Recorded data START

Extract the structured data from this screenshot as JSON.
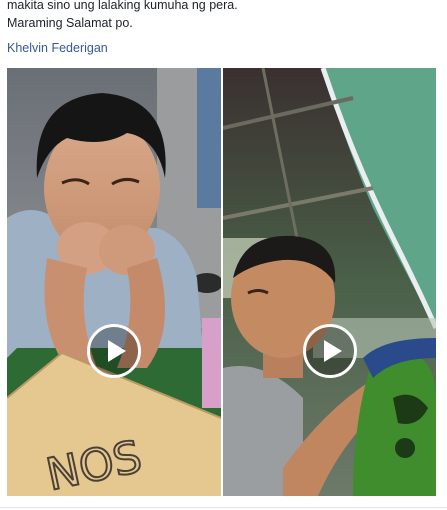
{
  "post": {
    "lines": [
      "makita sino ung lalaking kumuha ng pera.",
      "Maraming Salamat po."
    ],
    "author_link": "Khelvin Federigan"
  },
  "videos": [
    {
      "icon": "play-icon",
      "sign_text": "NOS"
    },
    {
      "icon": "play-icon"
    }
  ]
}
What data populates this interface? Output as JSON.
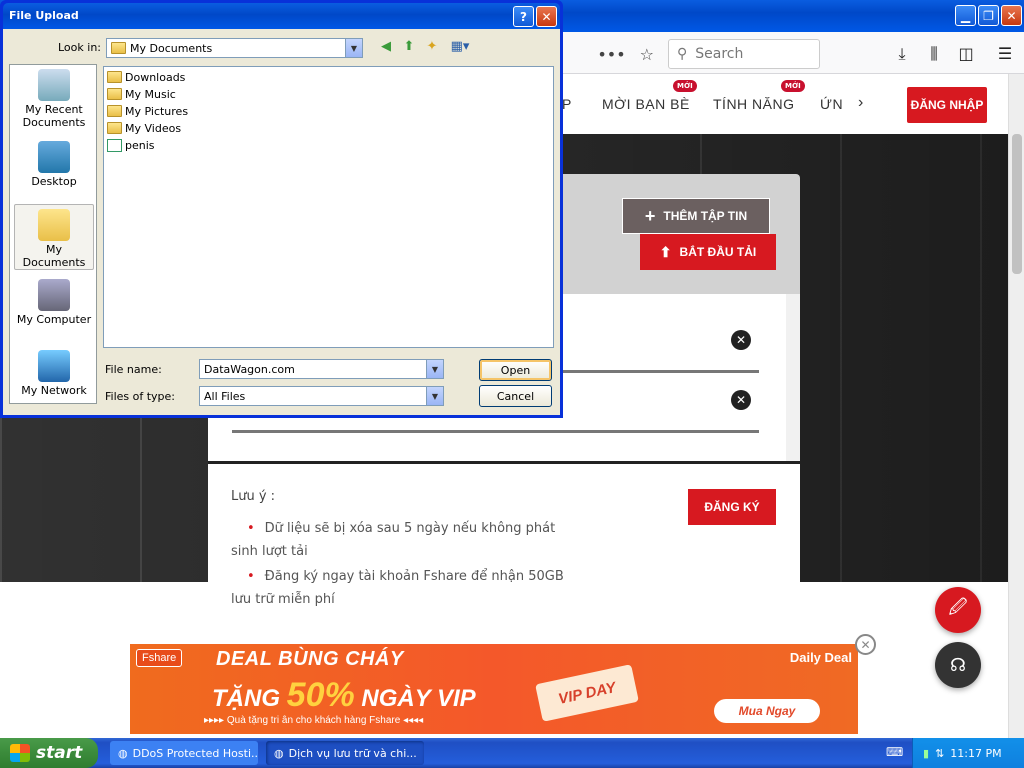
{
  "dialog": {
    "title": "File Upload",
    "look_in_label": "Look in:",
    "look_in_value": "My Documents",
    "places": [
      "My Recent Documents",
      "Desktop",
      "My Documents",
      "My Computer",
      "My Network"
    ],
    "files": [
      {
        "name": "Downloads",
        "type": "folder"
      },
      {
        "name": "My Music",
        "type": "folder"
      },
      {
        "name": "My Pictures",
        "type": "folder"
      },
      {
        "name": "My Videos",
        "type": "folder"
      },
      {
        "name": "penis",
        "type": "file"
      }
    ],
    "file_name_label": "File name:",
    "file_name_value": "DataWagon.com",
    "file_type_label": "Files of type:",
    "file_type_value": "All Files",
    "open_label": "Open",
    "cancel_label": "Cancel",
    "help_label": "?",
    "close_label": "✕"
  },
  "browser": {
    "search_placeholder": "Search",
    "url_tail_dots": "•••",
    "colors": {
      "titlebar": "#0054e3",
      "toolbar": "#f9f9fa"
    }
  },
  "nav": {
    "items": [
      "P",
      "MỜI BẠN BÈ",
      "TÍNH NĂNG",
      "ỨN"
    ],
    "badge": "MỚI",
    "login": "ĐĂNG NHẬP"
  },
  "upload": {
    "add_file": "THÊM TẬP TIN",
    "start_upload": "BẮT ĐẦU TẢI"
  },
  "notes": {
    "title": "Lưu ý :",
    "items": [
      "Dữ liệu sẽ bị xóa sau 5 ngày nếu không phát sinh lượt tải",
      "Đăng ký ngay tài khoản Fshare để nhận 50GB lưu trữ miễn phí"
    ],
    "register": "ĐĂNG KÝ"
  },
  "banner": {
    "logo": "Fshare",
    "title": "DEAL BÙNG CHÁY",
    "daily": "Daily Deal",
    "tang": "TẶNG",
    "percent": "50%",
    "ngay_vip": "NGÀY VIP",
    "vip_day": "VIP DAY",
    "sub": "▸▸▸▸ Quà tặng tri ân cho khách hàng Fshare ◂◂◂◂",
    "cta": "Mua Ngay",
    "close": "✕"
  },
  "taskbar": {
    "start": "start",
    "tasks": [
      "DDoS Protected Hosti...",
      "Dịch vụ lưu trữ và chi..."
    ],
    "clock": "11:17 PM"
  },
  "colors": {
    "accent_red": "#d71920",
    "xp_blue": "#0054e3",
    "dialog_bg": "#ece9d8"
  }
}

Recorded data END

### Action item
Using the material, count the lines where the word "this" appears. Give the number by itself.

### Answer space
2